    • Topped by Cisco falling for one of the oldest tricks in the book, and blithely opening Dr. Light's cell once he sees it empty. Granted, the team had no idea she could turn invisible, though you can argue he still should have considered the possibility given that her powers are based on light.
    • Pretty much the entirety of Barry's "impersonate my alternate universe self" plan in "Welcome to Earth-2." Unsurprisingly, it gets Earth-2 Joe killed and Barry himself captured by Zoom. Comes off as particularly egregious considering that he spends a lot of time angsting about putting his loved ones in danger (even pushing Patty away because of it) and yet does it to his Earth-2 counterparts without much thought.

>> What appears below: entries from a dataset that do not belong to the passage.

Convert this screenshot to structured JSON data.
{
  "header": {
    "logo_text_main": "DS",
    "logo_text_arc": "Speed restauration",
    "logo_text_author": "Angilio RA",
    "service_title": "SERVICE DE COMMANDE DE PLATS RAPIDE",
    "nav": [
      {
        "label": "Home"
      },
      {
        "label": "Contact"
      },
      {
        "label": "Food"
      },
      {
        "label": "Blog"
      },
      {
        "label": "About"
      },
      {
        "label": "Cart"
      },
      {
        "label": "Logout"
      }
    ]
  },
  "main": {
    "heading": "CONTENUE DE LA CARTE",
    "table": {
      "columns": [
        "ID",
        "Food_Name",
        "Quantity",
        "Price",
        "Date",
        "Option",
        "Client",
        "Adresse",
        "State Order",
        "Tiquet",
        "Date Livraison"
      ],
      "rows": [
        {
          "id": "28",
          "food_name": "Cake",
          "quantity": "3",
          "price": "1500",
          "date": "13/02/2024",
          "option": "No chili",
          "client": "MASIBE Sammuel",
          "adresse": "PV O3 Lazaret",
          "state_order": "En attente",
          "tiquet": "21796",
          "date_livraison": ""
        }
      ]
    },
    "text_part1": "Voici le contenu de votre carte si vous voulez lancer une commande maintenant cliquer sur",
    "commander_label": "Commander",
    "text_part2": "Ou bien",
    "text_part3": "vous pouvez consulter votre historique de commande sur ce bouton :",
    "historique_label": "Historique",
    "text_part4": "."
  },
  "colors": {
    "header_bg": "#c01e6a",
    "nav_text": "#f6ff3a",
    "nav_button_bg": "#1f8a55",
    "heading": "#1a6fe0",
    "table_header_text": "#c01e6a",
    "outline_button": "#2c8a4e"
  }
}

    • In "Escape From Earth-2," Zoom begins a manhunt for Dr. Wells and warns the entire town that he demands his head. However, it never occurred to Zoom to search STAR Labs—Wells' place of work—first. His warnings indirectly cause Wells to realize that Zoom's hunting him and gives him time to escape.
    • Barry giving his Speed to Zoom to save Wally. Not that doing so isn't noble and heroic, but Zoom had already released Wally by that point, and Barry had gained a power-boost beforehand that made him more powerful. Given this, the fact that Zoom is dying, and the fact that the process to do so could have easily been reversed, Barry not just betraying Zoom after Wally was secure is just madness.
  • The Woobie:
    • Patty, Iris and Joe in "Running to Stand Still," when it's revealed to the audience how much pain and anger the former still carries over her father's murder, and to Joe by a tearful Iris the fact that he has a son. Also Harry (doubles as a Jerkass Woobie), when he is forced to help Zoom defeat Barry in order to save Jesse.
    • Jesse Wells, held prisoner and tortured by Zoom to be used against her father. The scene where Zoom allows her to see Harry for a brief moment before taking her away again is heartbreaking.
    • Wally West, though of the Jerkass Woobie variety, at least at first. Raised by a single mother in poverty, who then contracts a fatal degenerative disease that they can't afford treatment for, forcing him to become an illegal street racer as a means to pay the medical expenses for. Then, out of nowhere, he finds out that he has a father and sister he was never told about, and his mother intentionally never told him about them, while said father never tried to track her down. He reacts terribly, but it's hard to not feel bad for the kid.
    • Assuming he wasn't evil himself, Earth-2 Martin Stein is kept in a permanent And I Must Scream situation by Deathstorm, their death at Zoom's hands really being a mercy for him. Knowing Earth-1 Martin Stein, it is hard to think about.
    • The man in the iron mask. Held prisoner by Zoom for who knows how long, with his mask preventing him from even speaking, and it sounds as if it gives him difficulty breathing as well. His attempt to get a message across to Jesse and Barry only makes matters worse for him; they fail to understand the message, and Zoom threatens the man into keeping quiet. Finally, despite Barry's promise to come back for him, the man in the iron mask is left behind when his fellow prisoners escape, and he remains at Zoom's (distinct lack of) mercy. The Reveal in the finale makes his situation even worse: he's the real Jay Garrick, whose identity was stolen by Zoom for the sake of Zoom's twisted idea of "playing hero". Once he's freed, however, he seems to have held together fairly well.
http://tvtropes.org/pmwiki/pmwiki.php/YMMV/TheFlash2014